Website and app data records

◇ ◇ ◇ ◇

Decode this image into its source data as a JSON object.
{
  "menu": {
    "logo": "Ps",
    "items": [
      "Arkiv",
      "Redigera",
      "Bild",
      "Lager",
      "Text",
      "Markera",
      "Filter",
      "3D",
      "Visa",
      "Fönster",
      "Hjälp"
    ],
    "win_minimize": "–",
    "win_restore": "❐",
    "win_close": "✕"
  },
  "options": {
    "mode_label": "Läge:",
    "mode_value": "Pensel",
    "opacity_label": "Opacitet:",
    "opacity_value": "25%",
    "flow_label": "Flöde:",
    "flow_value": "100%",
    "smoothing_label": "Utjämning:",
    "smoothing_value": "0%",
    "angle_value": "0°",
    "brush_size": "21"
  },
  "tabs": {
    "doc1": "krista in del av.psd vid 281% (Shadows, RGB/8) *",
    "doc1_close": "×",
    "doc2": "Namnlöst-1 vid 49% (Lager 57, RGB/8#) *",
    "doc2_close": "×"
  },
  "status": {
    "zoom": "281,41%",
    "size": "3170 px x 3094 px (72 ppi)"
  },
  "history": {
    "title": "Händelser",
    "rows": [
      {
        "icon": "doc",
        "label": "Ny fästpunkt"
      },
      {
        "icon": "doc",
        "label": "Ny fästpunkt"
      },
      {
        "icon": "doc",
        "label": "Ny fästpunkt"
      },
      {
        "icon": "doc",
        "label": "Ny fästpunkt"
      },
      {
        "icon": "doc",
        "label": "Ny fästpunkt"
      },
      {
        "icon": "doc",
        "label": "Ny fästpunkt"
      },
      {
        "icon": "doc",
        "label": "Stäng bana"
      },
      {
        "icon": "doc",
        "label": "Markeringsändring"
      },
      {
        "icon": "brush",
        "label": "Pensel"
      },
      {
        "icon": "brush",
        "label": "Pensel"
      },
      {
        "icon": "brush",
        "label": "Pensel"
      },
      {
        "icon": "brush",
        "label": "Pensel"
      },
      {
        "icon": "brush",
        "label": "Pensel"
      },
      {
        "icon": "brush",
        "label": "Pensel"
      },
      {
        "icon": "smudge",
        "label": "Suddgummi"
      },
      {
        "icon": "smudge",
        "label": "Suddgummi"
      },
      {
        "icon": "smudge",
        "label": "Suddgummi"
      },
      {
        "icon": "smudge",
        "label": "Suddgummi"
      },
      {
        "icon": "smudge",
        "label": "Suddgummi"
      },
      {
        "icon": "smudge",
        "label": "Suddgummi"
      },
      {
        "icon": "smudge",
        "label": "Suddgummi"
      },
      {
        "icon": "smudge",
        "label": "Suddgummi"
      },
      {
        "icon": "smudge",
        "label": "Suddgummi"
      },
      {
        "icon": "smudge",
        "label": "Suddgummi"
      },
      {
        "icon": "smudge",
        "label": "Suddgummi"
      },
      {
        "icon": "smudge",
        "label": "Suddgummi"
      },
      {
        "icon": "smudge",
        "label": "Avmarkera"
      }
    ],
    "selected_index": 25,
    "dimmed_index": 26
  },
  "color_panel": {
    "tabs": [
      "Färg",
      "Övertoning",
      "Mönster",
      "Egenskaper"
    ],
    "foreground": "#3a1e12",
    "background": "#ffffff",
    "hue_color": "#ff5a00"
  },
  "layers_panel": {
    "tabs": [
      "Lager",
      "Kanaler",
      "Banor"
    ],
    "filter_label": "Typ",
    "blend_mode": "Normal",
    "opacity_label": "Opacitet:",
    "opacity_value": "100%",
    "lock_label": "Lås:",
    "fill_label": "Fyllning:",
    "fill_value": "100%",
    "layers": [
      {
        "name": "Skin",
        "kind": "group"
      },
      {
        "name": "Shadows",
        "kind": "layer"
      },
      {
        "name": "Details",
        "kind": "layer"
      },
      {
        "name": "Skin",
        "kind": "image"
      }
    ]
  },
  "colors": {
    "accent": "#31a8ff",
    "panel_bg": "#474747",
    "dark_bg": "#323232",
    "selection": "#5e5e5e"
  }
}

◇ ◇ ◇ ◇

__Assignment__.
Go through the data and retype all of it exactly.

__Exercise answer__.
Decode this image into its source data as a JSON object.
{
  "menu": {
    "logo": "Ps",
    "items": [
      "Arkiv",
      "Redigera",
      "Bild",
      "Lager",
      "Text",
      "Markera",
      "Filter",
      "3D",
      "Visa",
      "Fönster",
      "Hjälp"
    ],
    "win_minimize": "–",
    "win_restore": "❐",
    "win_close": "✕"
  },
  "options": {
    "mode_label": "Läge:",
    "mode_value": "Pensel",
    "opacity_label": "Opacitet:",
    "opacity_value": "25%",
    "flow_label": "Flöde:",
    "flow_value": "100%",
    "smoothing_label": "Utjämning:",
    "smoothing_value": "0%",
    "angle_value": "0°",
    "brush_size": "21"
  },
  "tabs": {
    "doc1": "krista in del av.psd vid 281% (Shadows, RGB/8) *",
    "doc1_close": "×",
    "doc2": "Namnlöst-1 vid 49% (Lager 57, RGB/8#) *",
    "doc2_close": "×"
  },
  "status": {
    "zoom": "281,41%",
    "size": "3170 px x 3094 px (72 ppi)"
  },
  "history": {
    "title": "Händelser",
    "rows": [
      {
        "icon": "doc",
        "label": "Ny fästpunkt"
      },
      {
        "icon": "doc",
        "label": "Ny fästpunkt"
      },
      {
        "icon": "doc",
        "label": "Ny fästpunkt"
      },
      {
        "icon": "doc",
        "label": "Ny fästpunkt"
      },
      {
        "icon": "doc",
        "label": "Ny fästpunkt"
      },
      {
        "icon": "doc",
        "label": "Ny fästpunkt"
      },
      {
        "icon": "doc",
        "label": "Stäng bana"
      },
      {
        "icon": "doc",
        "label": "Markeringsändring"
      },
      {
        "icon": "brush",
        "label": "Pensel"
      },
      {
        "icon": "brush",
        "label": "Pensel"
      },
      {
        "icon": "brush",
        "label": "Pensel"
      },
      {
        "icon": "brush",
        "label": "Pensel"
      },
      {
        "icon": "brush",
        "label": "Pensel"
      },
      {
        "icon": "brush",
        "label": "Pensel"
      },
      {
        "icon": "smudge",
        "label": "Suddgummi"
      },
      {
        "icon": "smudge",
        "label": "Suddgummi"
      },
      {
        "icon": "smudge",
        "label": "Suddgummi"
      },
      {
        "icon": "smudge",
        "label": "Suddgummi"
      },
      {
        "icon": "smudge",
        "label": "Suddgummi"
      },
      {
        "icon": "smudge",
        "label": "Suddgummi"
      },
      {
        "icon": "smudge",
        "label": "Suddgummi"
      },
      {
        "icon": "smudge",
        "label": "Suddgummi"
      },
      {
        "icon": "smudge",
        "label": "Suddgummi"
      },
      {
        "icon": "smudge",
        "label": "Suddgummi"
      },
      {
        "icon": "smudge",
        "label": "Suddgummi"
      },
      {
        "icon": "smudge",
        "label": "Suddgummi"
      },
      {
        "icon": "smudge",
        "label": "Avmarkera"
      }
    ],
    "selected_index": 25,
    "dimmed_index": 26
  },
  "color_panel": {
    "tabs": [
      "Färg",
      "Övertoning",
      "Mönster",
      "Egenskaper"
    ],
    "foreground": "#3a1e12",
    "background": "#ffffff",
    "hue_color": "#ff5a00"
  },
  "layers_panel": {
    "tabs": [
      "Lager",
      "Kanaler",
      "Banor"
    ],
    "filter_label": "Typ",
    "blend_mode": "Normal",
    "opacity_label": "Opacitet:",
    "opacity_value": "100%",
    "lock_label": "Lås:",
    "fill_label": "Fyllning:",
    "fill_value": "100%",
    "layers": [
      {
        "name": "Skin",
        "kind": "group"
      },
      {
        "name": "Shadows",
        "kind": "layer"
      },
      {
        "name": "Details",
        "kind": "layer"
      },
      {
        "name": "Skin",
        "kind": "image"
      }
    ]
  },
  "colors": {
    "accent": "#31a8ff",
    "panel_bg": "#474747",
    "dark_bg": "#323232",
    "selection": "#5e5e5e"
  }
}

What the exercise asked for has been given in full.